Your objective: Report the number of lines in the records below that contain the word "rest", and nothing more.

Component data from apps and pages:
:::

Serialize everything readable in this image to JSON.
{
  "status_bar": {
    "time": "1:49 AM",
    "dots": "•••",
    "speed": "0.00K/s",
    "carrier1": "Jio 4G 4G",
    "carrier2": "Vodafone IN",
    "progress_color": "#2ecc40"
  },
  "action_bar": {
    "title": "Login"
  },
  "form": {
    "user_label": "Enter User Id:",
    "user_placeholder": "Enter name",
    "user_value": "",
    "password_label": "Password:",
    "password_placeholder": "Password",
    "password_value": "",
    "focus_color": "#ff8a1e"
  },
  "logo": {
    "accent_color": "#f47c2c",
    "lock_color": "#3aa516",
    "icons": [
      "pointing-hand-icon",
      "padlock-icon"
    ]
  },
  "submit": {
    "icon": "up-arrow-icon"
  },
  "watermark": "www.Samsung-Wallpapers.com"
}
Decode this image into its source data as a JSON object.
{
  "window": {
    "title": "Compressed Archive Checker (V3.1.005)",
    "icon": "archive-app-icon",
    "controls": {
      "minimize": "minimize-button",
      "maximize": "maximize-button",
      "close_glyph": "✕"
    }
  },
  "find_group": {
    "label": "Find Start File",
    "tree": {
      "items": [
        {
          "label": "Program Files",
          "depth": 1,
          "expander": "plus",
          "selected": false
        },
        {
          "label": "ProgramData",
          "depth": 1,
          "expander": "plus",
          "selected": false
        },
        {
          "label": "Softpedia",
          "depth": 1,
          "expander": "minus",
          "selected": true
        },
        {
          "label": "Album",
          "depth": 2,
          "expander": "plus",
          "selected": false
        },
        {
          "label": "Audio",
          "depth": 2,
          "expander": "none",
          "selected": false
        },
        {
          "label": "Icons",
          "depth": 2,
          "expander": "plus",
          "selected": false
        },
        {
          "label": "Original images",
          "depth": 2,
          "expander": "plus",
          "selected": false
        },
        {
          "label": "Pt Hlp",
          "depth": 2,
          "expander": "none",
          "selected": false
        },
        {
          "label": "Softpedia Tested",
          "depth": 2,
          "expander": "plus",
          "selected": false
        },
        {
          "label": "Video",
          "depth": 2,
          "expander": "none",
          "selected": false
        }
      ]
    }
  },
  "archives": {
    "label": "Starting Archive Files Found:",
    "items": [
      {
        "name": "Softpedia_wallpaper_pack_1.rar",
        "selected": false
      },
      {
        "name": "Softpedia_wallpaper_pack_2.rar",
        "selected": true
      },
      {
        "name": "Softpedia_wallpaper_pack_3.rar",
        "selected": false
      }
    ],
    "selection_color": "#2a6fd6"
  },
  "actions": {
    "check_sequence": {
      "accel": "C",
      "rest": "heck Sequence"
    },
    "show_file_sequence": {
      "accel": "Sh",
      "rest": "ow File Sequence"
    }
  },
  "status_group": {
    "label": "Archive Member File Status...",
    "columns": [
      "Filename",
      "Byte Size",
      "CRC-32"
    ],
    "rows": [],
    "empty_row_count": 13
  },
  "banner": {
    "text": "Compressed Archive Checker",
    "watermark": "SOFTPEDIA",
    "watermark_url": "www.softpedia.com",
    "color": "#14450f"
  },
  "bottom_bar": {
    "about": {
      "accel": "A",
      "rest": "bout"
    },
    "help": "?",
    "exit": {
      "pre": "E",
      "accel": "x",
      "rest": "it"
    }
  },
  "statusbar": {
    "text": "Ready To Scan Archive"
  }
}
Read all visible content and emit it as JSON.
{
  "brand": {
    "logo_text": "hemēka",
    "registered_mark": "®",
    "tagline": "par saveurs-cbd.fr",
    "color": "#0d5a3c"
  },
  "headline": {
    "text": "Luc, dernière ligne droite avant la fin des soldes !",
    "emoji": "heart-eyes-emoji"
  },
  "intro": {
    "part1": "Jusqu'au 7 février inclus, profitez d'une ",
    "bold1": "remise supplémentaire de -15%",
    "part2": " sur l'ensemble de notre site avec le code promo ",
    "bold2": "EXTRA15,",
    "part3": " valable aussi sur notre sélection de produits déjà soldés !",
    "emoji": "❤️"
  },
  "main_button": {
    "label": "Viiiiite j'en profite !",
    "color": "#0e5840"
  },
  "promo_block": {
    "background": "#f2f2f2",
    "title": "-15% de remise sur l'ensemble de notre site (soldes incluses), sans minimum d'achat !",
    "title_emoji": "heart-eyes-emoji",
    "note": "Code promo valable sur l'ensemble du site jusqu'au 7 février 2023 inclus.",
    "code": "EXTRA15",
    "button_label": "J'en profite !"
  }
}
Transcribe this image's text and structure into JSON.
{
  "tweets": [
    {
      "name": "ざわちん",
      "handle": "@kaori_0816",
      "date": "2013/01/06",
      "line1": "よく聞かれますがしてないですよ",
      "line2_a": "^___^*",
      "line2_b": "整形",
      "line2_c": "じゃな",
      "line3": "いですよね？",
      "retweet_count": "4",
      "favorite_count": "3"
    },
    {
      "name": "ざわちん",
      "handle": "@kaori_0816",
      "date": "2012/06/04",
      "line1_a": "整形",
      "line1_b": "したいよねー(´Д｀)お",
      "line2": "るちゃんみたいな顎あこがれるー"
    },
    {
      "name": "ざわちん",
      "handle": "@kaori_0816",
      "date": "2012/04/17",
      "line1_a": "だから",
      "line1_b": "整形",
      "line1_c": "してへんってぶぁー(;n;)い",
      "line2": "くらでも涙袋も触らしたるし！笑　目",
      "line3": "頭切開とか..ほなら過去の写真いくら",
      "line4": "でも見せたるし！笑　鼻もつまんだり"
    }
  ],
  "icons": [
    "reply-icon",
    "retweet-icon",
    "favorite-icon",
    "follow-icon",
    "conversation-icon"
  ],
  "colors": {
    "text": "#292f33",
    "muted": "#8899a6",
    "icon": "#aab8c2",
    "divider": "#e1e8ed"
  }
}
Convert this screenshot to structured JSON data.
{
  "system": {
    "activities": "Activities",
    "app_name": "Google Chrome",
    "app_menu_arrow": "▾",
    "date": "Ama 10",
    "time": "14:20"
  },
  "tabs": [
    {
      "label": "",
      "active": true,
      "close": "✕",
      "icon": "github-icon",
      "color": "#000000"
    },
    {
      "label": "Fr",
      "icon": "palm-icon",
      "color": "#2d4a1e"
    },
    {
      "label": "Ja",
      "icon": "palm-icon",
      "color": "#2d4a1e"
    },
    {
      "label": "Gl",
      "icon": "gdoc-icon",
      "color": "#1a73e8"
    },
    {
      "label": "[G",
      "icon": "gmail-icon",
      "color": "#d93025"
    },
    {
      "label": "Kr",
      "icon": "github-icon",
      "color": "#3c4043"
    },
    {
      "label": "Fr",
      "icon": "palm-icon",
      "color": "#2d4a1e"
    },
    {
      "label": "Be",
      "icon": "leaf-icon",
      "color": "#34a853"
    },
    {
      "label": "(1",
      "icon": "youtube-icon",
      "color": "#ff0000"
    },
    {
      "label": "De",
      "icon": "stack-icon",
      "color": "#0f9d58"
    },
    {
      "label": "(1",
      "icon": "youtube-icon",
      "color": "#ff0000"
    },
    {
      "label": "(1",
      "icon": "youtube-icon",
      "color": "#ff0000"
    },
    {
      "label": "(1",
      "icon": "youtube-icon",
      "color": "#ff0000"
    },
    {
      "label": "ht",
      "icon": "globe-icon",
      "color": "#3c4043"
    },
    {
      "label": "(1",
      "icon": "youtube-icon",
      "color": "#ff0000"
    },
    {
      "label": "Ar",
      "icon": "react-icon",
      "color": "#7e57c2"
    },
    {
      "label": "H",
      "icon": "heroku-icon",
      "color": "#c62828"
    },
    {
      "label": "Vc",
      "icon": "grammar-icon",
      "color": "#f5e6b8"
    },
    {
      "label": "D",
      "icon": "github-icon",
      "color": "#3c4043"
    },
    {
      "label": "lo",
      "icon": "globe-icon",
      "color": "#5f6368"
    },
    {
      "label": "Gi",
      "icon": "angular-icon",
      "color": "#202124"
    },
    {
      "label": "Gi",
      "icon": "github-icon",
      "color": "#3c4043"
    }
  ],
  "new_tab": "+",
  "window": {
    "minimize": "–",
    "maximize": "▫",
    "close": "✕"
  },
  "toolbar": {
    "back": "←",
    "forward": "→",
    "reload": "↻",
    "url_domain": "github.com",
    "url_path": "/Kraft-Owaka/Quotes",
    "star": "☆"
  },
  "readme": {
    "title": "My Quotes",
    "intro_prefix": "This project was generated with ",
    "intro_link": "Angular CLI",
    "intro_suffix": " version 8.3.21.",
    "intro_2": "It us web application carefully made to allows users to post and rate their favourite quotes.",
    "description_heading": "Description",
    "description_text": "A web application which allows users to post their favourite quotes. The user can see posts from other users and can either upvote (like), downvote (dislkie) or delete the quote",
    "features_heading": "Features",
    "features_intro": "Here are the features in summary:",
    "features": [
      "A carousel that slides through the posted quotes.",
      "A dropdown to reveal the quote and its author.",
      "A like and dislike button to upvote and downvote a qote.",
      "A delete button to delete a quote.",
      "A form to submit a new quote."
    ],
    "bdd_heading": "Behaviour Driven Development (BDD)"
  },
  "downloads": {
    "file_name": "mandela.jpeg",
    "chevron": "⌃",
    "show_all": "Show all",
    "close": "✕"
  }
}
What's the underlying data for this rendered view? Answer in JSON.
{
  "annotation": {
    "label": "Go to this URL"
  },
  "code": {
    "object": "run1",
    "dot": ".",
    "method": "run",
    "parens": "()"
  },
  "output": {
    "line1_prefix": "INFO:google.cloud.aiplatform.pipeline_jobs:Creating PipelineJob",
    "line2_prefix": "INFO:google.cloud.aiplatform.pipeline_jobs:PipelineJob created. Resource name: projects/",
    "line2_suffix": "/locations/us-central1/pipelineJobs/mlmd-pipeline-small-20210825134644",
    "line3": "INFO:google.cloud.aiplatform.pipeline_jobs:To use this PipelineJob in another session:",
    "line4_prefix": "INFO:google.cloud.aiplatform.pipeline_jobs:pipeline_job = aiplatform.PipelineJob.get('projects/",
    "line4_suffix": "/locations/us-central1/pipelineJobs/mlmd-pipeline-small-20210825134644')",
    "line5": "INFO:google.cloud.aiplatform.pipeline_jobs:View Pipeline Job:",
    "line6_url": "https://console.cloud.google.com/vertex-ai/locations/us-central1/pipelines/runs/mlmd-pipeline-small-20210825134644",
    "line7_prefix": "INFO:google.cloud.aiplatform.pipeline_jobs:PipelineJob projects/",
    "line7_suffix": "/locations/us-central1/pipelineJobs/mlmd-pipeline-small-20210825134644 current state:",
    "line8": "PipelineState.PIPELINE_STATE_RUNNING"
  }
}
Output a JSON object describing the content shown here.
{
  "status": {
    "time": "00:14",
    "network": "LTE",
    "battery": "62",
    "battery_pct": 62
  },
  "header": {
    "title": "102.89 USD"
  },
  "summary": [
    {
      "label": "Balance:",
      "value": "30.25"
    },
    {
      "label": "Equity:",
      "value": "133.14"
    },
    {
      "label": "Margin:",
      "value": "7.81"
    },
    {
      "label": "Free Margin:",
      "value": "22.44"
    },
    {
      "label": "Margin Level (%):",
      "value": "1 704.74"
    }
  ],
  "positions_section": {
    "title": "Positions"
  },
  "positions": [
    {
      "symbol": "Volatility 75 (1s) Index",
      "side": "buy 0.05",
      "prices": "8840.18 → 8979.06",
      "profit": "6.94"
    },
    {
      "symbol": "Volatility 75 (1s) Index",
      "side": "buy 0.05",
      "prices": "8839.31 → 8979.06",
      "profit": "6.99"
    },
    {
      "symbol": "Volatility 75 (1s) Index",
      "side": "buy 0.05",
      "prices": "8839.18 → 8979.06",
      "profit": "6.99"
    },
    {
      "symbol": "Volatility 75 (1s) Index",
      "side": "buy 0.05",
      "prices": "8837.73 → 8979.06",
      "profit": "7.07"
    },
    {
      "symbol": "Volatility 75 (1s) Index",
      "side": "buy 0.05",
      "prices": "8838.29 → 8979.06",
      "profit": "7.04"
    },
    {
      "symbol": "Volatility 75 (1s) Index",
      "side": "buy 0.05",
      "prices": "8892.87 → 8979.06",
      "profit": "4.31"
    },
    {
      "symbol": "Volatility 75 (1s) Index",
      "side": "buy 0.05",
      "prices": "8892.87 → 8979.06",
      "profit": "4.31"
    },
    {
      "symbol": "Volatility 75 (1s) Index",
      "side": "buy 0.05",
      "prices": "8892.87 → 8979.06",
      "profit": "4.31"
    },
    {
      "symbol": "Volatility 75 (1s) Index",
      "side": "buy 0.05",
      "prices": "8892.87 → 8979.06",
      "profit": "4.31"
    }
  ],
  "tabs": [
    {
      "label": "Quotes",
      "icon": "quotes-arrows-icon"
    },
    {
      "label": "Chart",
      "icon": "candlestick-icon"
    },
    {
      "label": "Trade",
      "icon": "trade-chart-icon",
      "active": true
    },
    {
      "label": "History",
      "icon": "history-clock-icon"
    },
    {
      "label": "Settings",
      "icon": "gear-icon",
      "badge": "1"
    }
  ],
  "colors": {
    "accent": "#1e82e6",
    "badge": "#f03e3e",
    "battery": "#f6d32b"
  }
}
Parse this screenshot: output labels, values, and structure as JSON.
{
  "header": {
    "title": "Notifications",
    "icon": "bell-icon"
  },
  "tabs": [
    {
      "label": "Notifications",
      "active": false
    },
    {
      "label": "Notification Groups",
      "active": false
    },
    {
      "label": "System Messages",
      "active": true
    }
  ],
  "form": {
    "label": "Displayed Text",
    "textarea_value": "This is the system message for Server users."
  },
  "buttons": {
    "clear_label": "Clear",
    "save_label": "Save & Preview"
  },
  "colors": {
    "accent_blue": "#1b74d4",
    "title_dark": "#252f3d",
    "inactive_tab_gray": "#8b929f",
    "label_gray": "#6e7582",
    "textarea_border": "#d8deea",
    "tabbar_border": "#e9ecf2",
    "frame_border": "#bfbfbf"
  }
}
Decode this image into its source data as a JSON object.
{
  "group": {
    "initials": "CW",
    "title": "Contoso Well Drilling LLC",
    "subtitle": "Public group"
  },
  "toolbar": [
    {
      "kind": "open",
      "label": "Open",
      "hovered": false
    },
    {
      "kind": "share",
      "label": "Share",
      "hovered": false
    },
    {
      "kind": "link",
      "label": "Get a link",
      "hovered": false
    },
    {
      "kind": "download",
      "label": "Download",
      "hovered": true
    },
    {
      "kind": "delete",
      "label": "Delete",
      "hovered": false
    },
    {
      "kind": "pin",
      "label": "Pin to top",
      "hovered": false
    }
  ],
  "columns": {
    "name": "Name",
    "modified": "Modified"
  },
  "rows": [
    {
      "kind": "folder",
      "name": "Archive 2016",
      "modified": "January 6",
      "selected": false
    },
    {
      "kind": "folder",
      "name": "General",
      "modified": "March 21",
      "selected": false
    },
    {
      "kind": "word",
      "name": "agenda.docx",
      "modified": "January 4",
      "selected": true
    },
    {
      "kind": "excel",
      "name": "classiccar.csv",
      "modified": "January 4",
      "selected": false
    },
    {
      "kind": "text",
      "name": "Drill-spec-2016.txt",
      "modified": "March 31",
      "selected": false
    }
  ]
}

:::

Answer to this problem: 4